In the data below, find every line with the word "Chicken" and copy it out.

- - - -

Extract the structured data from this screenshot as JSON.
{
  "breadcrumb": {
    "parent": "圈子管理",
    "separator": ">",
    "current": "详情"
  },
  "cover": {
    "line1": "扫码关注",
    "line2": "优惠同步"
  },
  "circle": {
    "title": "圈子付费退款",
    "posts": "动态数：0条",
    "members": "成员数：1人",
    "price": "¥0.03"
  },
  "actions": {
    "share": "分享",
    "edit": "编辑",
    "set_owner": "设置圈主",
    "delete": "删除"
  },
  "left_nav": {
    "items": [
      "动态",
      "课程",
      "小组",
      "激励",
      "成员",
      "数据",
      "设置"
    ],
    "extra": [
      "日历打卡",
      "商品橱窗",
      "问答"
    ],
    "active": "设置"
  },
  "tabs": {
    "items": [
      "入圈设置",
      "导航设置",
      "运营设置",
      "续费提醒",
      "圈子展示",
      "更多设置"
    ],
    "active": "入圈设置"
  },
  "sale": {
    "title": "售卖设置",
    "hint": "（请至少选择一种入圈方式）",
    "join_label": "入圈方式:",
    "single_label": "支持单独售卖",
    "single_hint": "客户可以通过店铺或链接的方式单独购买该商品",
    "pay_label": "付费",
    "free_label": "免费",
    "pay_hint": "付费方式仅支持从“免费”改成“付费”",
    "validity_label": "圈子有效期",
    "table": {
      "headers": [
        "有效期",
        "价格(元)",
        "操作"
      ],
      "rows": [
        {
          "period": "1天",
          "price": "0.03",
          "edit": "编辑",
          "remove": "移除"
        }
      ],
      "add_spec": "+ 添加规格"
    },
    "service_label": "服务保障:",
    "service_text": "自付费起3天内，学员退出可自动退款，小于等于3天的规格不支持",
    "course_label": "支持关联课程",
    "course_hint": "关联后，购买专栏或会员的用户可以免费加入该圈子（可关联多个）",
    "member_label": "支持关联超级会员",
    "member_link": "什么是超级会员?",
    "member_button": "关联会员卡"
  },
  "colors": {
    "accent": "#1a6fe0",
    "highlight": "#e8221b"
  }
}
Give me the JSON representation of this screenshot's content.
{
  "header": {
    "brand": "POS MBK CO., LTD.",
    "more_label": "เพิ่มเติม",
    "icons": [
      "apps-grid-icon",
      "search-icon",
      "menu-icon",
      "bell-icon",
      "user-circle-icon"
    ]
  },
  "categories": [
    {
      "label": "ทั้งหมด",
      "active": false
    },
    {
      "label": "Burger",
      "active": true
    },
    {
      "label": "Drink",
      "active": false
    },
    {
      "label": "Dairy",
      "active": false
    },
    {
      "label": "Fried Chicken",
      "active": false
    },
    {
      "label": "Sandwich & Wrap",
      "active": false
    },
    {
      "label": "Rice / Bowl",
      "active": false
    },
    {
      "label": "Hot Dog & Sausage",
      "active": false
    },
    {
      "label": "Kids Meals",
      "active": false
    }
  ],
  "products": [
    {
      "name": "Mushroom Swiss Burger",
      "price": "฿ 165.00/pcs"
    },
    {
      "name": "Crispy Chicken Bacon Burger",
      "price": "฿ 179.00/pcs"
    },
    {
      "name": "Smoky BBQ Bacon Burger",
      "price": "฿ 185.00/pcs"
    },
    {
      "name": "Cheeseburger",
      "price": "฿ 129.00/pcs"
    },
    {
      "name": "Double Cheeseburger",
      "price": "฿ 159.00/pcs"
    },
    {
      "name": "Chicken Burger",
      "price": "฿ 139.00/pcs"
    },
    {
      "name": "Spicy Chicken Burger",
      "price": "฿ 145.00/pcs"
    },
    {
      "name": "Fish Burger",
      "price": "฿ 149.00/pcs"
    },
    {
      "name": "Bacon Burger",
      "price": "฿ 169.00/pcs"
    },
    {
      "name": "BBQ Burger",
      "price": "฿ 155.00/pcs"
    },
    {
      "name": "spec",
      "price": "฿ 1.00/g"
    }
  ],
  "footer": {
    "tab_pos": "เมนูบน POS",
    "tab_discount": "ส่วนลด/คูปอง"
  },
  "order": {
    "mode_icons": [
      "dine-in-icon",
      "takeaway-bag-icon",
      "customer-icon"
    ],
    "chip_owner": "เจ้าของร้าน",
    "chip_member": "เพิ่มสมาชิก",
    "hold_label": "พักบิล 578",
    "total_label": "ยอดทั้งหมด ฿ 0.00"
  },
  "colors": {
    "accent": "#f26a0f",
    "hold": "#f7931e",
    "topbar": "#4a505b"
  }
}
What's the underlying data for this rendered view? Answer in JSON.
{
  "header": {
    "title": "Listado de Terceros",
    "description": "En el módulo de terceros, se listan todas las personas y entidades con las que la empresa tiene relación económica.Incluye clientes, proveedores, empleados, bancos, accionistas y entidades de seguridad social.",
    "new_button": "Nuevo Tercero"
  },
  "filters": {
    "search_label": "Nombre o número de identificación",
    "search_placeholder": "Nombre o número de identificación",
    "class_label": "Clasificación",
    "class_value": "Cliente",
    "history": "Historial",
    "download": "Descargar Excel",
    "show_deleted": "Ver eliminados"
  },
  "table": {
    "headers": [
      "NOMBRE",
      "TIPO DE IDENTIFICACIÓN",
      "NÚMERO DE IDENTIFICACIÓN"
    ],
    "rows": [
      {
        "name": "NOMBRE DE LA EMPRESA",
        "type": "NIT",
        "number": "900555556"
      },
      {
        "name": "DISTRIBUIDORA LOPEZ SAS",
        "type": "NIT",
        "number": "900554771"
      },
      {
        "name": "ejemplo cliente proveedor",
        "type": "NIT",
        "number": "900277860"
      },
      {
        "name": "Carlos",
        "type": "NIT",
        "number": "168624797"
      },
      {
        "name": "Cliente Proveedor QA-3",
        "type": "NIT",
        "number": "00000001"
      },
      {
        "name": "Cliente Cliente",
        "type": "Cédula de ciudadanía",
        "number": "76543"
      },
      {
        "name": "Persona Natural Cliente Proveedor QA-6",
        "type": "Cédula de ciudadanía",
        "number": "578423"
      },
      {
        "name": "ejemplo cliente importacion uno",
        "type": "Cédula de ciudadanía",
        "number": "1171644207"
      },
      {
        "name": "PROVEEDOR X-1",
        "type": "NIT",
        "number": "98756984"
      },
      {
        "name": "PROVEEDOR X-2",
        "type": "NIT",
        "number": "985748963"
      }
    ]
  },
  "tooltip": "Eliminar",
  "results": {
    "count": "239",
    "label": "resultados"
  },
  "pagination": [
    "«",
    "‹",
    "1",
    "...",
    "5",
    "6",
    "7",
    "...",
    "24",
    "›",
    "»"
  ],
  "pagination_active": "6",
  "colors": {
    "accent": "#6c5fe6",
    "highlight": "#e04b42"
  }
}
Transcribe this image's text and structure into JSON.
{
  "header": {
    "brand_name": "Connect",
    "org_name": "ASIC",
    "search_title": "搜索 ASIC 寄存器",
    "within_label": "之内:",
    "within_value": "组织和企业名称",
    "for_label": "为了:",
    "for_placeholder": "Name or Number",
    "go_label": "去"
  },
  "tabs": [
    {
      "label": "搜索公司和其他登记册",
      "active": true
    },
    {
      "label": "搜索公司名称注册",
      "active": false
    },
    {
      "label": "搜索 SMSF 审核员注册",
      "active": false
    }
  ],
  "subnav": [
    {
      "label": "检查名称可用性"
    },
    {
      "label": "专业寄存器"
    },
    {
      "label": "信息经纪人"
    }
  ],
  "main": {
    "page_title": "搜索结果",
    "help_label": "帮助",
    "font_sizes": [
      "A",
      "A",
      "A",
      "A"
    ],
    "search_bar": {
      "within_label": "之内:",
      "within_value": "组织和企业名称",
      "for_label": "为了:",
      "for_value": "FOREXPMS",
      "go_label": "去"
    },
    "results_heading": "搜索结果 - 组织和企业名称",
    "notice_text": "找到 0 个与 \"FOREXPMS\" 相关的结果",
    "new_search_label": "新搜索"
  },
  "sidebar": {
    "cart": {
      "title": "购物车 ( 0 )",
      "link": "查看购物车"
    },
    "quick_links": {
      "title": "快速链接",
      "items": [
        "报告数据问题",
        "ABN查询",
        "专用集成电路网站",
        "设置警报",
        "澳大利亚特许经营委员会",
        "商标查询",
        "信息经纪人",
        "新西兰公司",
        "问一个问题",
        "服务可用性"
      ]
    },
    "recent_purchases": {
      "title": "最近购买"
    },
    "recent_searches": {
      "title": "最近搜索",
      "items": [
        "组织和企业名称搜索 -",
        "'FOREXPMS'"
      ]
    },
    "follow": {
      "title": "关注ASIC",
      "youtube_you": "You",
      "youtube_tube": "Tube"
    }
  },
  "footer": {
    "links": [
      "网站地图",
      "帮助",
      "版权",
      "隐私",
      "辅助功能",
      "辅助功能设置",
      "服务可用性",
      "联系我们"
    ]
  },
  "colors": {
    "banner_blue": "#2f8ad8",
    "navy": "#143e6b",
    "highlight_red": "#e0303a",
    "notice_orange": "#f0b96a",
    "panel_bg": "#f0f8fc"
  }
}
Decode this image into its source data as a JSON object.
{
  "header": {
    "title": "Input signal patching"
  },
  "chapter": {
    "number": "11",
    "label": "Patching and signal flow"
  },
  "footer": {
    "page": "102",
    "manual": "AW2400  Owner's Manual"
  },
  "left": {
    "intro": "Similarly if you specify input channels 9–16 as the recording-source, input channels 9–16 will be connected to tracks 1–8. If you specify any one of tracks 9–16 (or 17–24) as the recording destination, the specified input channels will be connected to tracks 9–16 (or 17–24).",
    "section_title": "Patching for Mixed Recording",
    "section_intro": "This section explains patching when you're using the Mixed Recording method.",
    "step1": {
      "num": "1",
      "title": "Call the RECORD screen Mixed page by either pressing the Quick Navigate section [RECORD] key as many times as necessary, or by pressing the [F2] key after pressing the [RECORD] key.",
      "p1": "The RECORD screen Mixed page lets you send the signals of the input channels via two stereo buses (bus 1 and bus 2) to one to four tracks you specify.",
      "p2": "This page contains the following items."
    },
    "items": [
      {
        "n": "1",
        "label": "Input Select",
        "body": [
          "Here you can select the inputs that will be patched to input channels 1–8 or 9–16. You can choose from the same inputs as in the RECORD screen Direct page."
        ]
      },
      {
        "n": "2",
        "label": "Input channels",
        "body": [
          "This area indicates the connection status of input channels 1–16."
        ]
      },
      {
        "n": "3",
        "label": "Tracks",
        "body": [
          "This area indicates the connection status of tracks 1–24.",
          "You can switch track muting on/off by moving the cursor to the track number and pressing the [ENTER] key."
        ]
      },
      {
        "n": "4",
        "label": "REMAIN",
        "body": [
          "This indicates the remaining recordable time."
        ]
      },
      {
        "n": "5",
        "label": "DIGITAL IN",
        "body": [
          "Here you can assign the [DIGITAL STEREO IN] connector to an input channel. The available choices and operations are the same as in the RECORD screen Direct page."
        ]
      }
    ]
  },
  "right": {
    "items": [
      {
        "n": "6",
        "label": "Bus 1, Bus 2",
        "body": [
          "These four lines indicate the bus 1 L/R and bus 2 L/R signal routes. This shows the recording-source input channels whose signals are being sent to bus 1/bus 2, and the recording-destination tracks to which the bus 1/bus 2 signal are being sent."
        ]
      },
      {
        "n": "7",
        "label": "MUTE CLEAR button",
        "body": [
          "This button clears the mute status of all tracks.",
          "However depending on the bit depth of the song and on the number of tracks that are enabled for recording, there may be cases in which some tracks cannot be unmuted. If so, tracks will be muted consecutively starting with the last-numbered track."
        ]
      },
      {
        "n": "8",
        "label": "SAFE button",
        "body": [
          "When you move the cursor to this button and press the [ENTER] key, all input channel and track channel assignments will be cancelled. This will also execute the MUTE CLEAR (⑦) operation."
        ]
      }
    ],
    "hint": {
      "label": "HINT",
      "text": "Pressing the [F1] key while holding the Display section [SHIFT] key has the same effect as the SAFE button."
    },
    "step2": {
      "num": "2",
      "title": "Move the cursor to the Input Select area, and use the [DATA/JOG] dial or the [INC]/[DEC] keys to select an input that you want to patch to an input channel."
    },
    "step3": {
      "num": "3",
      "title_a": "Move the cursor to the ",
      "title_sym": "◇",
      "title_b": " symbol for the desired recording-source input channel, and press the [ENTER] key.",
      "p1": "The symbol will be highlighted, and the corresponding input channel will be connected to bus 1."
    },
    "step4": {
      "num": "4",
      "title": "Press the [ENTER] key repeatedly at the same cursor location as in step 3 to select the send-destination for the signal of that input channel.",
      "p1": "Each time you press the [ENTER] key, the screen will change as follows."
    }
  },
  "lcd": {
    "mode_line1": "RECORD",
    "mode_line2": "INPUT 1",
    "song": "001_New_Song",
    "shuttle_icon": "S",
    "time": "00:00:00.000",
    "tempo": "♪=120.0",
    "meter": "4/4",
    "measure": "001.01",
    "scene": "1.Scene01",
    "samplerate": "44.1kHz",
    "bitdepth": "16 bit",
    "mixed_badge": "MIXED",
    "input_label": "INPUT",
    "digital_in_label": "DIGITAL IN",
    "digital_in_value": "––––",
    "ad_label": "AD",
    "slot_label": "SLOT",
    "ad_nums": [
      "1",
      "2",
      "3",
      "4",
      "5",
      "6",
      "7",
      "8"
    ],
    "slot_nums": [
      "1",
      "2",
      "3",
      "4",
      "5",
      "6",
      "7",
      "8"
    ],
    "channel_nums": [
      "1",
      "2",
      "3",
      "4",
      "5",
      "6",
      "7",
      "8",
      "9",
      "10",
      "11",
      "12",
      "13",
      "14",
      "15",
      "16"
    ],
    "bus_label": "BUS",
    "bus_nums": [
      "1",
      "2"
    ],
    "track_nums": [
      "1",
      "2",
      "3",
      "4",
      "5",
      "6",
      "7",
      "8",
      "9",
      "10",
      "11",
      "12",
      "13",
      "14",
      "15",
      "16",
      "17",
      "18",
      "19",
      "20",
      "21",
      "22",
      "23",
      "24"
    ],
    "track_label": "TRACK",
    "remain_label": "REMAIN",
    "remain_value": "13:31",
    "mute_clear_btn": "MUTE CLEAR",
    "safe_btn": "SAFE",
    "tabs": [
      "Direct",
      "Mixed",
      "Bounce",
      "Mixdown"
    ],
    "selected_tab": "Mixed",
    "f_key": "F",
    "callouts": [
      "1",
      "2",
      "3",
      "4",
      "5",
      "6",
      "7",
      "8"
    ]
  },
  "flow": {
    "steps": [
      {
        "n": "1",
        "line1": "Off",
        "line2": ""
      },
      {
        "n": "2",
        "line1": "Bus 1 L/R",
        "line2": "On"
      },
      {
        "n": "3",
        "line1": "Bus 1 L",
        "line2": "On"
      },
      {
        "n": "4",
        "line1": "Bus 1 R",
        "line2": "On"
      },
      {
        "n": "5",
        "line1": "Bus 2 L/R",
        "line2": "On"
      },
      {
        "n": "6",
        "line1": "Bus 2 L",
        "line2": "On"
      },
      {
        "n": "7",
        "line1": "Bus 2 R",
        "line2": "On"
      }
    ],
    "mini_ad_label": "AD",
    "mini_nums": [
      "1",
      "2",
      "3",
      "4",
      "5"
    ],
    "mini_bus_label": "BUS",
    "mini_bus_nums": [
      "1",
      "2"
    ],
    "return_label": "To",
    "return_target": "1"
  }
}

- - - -

**SOLVED EXERCISE**
      "label": "Fried Chicken",
      "name": "Crispy Chicken Bacon Burger",
      "name": "Chicken Burger",
      "name": "Spicy Chicken Burger",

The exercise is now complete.